* **What you have to do**:
Search the records below for the word "记录为空", then return every line where it appears.

--- Given data ---

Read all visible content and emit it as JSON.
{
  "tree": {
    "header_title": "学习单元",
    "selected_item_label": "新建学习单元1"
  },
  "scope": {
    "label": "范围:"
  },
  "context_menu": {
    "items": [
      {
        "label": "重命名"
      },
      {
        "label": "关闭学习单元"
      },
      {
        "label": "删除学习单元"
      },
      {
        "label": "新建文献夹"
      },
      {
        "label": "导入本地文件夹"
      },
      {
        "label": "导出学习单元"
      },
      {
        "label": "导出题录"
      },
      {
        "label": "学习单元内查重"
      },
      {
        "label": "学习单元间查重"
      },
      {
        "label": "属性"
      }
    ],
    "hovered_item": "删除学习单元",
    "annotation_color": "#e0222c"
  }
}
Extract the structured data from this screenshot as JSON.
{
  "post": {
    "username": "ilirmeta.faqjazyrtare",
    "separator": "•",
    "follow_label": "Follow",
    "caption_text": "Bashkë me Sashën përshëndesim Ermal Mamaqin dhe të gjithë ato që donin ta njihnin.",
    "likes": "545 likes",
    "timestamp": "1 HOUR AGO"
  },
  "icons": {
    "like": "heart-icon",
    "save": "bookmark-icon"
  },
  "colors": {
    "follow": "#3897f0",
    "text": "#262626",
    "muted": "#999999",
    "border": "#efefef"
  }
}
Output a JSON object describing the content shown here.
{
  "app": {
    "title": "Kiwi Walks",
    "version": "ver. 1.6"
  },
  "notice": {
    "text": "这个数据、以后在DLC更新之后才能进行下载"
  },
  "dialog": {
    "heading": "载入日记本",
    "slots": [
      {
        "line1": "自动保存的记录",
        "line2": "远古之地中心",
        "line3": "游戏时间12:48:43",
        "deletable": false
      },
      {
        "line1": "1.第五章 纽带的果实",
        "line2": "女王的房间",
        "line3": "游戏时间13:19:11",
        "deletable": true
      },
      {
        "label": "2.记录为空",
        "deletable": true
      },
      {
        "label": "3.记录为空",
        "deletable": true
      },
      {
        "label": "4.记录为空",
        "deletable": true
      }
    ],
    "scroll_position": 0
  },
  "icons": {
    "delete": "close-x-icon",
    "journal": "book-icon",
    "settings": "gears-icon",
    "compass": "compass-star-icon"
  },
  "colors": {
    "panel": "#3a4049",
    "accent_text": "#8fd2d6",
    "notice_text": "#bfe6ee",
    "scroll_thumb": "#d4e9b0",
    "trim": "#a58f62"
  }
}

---

* **Task output**:
        "label": "2.记录为空",
        "label": "3.记录为空",
        "label": "4.记录为空",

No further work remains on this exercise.